#11

I liked They Thirst because it was the first vampire book I read that used the “army of vampires” approach rather than “single creepy vampire” approach. I’m not sure if he was actually the first to use the idea, but it was the first I read, back in 198-whatever.

If I read it now I probably wouldn’t be as impressed, because I’ve seen it done so often now.


#12

I think ‘Salem’s Lot’ predates it by a few years, and ‘I Am Legend’ by a lot more (it was published in the 50’s.

Both of those use hoards of vampires to great effect.

For some reason ‘They Thirst’ hasn’t made it to the screen yet. It could be pretty epic if done right.


#13

I associate “They Thirst” with one around the same time, Fevre Dream. Turns out this is by some fellow named George R.R. Martin. Mississippi riverboat, mysterious owners, a find of newspaper clippings about deaths along the river … yep, paddlewheeler vampires. I remember it as “very good” - over thirty years since reading. This is one I would like to pick up again. Always thought it had some of the best of Anne Rice novels (which are okay, but slow tedious reading to me), the portrayal of the Deep South and New Orleans (our most magical city, methinks) but characters and action that moved right along. I like reading about the era of the great river boats, but even Sam Clemens is a slow, tedious read nowadays. (I sometimes write in dialects, but I find a little goes a long ways.)

And not one of any of these vampires twinkle!!!


#14

I watched WER last night via streaming. It had a very interesting idea on presenting a modern day werewolf story with a little bit of pseudoscience thrown in, but in the end, it squandered all its best idea for cheap jump scares and silly action scenes. If you call it a super-low budget version of X-MEN ORIGINS: WOLVERINE, that would give you some idea, but even then that would have been better than what we got in the end.

Still, I do have to say that the movie did set up a potentially great story. If it had simply followed through logically on its own premise, I think it would’ve been pretty good. Instead, it went in completely illogical, uninteresting and predictable directions.


#15

Was Wer that movie where they all looked like the werewolf from Teen Wolf?


#16

Probably not. This Wer looked like a very hairy, big guy - no real makeup effects in that regard.


#17

Yeah I was actually thinking of Wolves:

Obviously, totally different. The trailer to Wer looks pretty good though. Too bad it doesn’t go anywhere interesting.

I’m on vacation at the moment and so cramming in a bunch of horror movie while my wife is at work.

Checked out Animal, which turned out to be a pretty fun B monster movie, that managed to actually get in a few surprise jump scares. The monster design felt like it was cribbed from Feast but it was still a fun practical effect to look at.

Also watched Dark Skies, which is almost literally Poltergeist with aliens. It was creepy at points without ever being particularly scary. The twist ending was pretty obvious too. The score I thought was really good and effective, making good use of drones.


#18

Posted this in TV news but figured it belonged here too.


#19

I am so excited for that, I can barely get my head around this this is actually happening.

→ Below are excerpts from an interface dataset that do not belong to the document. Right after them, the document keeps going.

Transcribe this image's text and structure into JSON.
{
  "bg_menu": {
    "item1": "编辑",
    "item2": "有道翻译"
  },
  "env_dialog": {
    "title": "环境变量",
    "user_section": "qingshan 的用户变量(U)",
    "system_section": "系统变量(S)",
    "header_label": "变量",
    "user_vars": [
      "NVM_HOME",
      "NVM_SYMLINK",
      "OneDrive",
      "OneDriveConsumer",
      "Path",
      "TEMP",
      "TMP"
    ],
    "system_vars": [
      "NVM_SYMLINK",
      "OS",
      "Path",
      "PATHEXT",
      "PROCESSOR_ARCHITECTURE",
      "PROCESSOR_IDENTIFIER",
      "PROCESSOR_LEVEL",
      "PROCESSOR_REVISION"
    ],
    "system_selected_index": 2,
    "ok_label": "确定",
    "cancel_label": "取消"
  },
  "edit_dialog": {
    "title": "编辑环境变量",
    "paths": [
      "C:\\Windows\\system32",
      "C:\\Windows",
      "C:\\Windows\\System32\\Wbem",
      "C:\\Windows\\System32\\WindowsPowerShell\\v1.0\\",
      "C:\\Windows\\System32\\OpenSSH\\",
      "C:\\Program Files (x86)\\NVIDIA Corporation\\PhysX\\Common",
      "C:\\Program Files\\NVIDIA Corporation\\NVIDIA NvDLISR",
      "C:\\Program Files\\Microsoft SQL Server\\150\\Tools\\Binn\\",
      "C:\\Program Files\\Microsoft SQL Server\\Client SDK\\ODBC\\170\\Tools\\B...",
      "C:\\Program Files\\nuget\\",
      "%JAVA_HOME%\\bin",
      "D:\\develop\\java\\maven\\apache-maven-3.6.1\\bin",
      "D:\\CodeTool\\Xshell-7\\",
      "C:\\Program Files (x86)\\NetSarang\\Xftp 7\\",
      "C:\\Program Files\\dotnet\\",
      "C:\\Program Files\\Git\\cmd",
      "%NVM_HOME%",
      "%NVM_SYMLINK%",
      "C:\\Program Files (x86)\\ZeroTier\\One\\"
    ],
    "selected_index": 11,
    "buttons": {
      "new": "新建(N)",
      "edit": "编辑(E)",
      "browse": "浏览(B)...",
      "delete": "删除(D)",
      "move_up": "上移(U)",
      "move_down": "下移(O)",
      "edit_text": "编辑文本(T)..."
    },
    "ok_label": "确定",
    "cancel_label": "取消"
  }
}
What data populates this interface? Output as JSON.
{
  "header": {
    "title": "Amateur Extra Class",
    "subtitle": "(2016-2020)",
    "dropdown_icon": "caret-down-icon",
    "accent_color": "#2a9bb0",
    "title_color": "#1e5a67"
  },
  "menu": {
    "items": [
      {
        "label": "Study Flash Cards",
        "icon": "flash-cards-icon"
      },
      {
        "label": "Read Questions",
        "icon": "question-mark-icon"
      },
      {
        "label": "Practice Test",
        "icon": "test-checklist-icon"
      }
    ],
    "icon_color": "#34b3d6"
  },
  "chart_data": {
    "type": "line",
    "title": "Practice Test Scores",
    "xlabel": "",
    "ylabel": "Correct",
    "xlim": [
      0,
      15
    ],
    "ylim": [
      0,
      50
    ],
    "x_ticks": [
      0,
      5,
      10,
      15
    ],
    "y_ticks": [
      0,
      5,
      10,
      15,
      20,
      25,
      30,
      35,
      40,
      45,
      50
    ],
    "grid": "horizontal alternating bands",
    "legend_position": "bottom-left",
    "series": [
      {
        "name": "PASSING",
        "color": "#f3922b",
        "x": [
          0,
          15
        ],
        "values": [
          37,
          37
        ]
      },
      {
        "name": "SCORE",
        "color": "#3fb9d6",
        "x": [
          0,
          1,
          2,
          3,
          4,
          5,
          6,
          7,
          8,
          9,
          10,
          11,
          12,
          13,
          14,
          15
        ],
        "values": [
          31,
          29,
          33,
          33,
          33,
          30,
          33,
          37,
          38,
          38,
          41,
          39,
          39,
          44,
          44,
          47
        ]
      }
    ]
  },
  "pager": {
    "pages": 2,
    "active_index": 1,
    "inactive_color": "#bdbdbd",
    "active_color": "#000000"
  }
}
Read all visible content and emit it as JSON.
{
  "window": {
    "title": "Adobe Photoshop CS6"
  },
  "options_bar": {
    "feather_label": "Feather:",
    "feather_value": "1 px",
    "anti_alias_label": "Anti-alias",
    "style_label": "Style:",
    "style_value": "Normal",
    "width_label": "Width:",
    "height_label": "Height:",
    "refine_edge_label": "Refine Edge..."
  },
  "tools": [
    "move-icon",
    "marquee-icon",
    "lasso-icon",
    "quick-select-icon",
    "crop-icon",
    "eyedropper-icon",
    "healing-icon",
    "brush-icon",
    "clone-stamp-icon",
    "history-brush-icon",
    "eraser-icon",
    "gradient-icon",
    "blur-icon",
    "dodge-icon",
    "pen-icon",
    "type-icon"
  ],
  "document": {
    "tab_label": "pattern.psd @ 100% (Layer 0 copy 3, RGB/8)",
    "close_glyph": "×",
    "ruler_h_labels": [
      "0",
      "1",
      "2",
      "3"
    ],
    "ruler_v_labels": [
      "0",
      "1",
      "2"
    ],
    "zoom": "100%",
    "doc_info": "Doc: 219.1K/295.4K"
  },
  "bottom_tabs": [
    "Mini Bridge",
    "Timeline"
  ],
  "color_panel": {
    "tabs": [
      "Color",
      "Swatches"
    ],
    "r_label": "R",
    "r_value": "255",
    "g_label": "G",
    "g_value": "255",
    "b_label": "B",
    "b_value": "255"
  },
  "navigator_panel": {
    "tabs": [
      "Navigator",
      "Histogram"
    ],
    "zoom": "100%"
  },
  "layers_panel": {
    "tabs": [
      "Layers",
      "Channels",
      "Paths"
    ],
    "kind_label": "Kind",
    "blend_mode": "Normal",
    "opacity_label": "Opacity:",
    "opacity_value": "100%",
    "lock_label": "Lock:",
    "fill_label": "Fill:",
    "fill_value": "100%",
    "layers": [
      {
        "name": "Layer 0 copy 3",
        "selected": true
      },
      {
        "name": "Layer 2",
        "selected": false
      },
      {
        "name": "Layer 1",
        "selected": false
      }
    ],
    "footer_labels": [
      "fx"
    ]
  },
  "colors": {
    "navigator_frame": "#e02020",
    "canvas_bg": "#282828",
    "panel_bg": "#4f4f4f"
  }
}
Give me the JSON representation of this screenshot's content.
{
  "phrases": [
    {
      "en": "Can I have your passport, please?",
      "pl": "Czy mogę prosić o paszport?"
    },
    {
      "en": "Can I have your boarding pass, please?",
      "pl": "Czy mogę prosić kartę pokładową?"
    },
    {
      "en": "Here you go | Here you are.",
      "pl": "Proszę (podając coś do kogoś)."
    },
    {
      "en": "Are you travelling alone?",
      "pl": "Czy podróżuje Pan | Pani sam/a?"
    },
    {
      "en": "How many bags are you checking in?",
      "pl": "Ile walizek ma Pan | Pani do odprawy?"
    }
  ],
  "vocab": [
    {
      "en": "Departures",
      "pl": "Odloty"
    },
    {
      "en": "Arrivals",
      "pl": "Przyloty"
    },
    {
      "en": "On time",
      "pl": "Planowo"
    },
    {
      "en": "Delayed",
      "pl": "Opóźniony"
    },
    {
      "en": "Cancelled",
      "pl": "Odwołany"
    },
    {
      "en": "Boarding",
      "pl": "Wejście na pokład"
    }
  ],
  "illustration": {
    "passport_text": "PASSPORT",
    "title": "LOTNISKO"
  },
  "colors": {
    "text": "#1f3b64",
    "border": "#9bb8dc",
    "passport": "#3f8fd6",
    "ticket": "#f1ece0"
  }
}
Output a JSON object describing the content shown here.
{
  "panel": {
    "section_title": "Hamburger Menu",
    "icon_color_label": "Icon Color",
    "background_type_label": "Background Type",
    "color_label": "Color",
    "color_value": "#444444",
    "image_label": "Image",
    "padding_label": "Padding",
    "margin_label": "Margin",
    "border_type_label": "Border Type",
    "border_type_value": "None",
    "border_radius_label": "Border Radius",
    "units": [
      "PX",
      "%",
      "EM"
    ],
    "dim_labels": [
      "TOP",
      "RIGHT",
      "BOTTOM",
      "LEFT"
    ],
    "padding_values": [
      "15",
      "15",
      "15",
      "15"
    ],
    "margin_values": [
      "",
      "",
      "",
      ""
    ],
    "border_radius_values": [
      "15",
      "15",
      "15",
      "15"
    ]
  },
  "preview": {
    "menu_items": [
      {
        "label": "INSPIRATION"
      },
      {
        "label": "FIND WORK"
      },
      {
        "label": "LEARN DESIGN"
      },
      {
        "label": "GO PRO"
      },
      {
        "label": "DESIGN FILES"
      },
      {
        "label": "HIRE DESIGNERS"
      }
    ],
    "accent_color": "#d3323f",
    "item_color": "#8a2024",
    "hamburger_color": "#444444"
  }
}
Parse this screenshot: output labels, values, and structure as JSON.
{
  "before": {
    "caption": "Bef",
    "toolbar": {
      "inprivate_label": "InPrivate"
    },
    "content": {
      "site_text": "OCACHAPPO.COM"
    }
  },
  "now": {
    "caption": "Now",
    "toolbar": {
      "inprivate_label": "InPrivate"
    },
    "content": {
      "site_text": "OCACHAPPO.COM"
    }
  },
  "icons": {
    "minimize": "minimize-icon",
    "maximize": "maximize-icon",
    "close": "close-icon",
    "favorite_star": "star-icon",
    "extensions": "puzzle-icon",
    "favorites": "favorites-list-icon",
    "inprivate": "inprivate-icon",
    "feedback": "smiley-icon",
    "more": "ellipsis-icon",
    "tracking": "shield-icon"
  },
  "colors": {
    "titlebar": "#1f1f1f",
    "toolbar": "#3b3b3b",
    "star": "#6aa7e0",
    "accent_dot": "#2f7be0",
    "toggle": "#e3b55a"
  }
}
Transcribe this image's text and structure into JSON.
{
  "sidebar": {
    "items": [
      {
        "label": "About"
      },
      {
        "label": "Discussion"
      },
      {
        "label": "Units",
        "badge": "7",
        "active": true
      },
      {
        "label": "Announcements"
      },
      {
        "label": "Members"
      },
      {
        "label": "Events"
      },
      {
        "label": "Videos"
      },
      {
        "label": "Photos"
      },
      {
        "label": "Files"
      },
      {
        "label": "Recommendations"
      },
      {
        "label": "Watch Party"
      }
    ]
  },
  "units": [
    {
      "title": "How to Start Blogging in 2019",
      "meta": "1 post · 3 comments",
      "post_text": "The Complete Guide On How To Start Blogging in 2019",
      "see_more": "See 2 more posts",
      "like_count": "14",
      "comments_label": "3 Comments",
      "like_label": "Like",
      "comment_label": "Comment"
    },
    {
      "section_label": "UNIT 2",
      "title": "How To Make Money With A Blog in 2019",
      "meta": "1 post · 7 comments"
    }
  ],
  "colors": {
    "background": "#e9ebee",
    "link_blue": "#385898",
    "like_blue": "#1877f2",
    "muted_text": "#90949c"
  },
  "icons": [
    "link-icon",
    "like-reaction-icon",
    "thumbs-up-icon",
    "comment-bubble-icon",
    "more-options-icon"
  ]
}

#20

Once upon a time there was a drive-in that enforced security by means of a chain-link fence. That fence did not even bother the image at that distance, and all those little speakers on wires formed a nice Wall-of-Sound effect.

One double feature I quite remember was I Drink Your Blood accompanied by the other fine film I Eat Your Skin. This was long ago, and I remember one film to be rather sick, and the other to be just too much into their effects.

Has anyone seen these wonders? Opinions?